The judge said he didn't see much difference between Uber drivers and "pirate taxi drivers in the past."
The court fined the drivers HK$10,000 ($1,287.91) each. It also revoked their driving licenses for a year, but that punishment was suspended upon the drivers' appeal.
Uber said it was disappointed with the verdict.
"Sharing a ride shouldn't be a crime," said Kenneth She, General Manager for Uber in Hong Kong, adding the firm would continue to promote ride-sharing services in the city.
"Hong Kong's current transportation regulations have failed to catch up with this new reality and now risk reducing choice and competition."
The ruling is seen having a chilling effect on Uber drivers in Hong Kong, experts said.
"The court's ruling today is likely to have a short-term deterrence effect on Uber drivers in Hong Kong, as we have seen recently in Taiwan," said Mimi Zou, a law professor with the Chinese University of Hong Kong, without elaborating on its expected impact.
"Hong Kong is one of the rare cases in jurisdictions around the world where the drivers have taken on this criminal liability instead of civil claims," she said.
The Hong Kong police told Reuters it attached great importance to illegal car-hiring cases, and would continue to take action to enforce the law.
Uber told Reuters over 1 million people in the city of 7.3 million have downloaded the app, while tens of thousands have registered as drivers.
The company has had a bumpy ride in Asia after facing similar legal scrutiny as well as fierce local competition in a number of markets.
It sold its China business to local rival Didi Chuxing in August 2016 after an intense two-year battle when Uber was estimated to have lost $2 billion.
In Korea and Japan, where private car-hailing is banned, Uber had to adjust its business models and relinquish significant market opportunities.

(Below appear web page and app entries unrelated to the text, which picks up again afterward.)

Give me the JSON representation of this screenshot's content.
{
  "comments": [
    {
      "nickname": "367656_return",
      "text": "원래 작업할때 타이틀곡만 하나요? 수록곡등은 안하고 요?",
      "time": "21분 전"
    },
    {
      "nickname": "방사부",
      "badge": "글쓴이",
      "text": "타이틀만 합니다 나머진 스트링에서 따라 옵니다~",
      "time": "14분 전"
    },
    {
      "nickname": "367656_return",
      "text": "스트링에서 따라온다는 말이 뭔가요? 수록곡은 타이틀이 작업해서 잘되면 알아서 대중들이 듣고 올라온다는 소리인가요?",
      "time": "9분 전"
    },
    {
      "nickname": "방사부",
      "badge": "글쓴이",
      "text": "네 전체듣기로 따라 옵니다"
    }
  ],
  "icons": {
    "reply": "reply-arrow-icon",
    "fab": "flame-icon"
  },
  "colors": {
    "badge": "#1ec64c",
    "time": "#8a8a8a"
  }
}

($1 = 7.7645 Hong Kong dollars)
(Reporting by Venus Wu and Sijia Jiang; Editing by James Pomfret and Randy Fabi)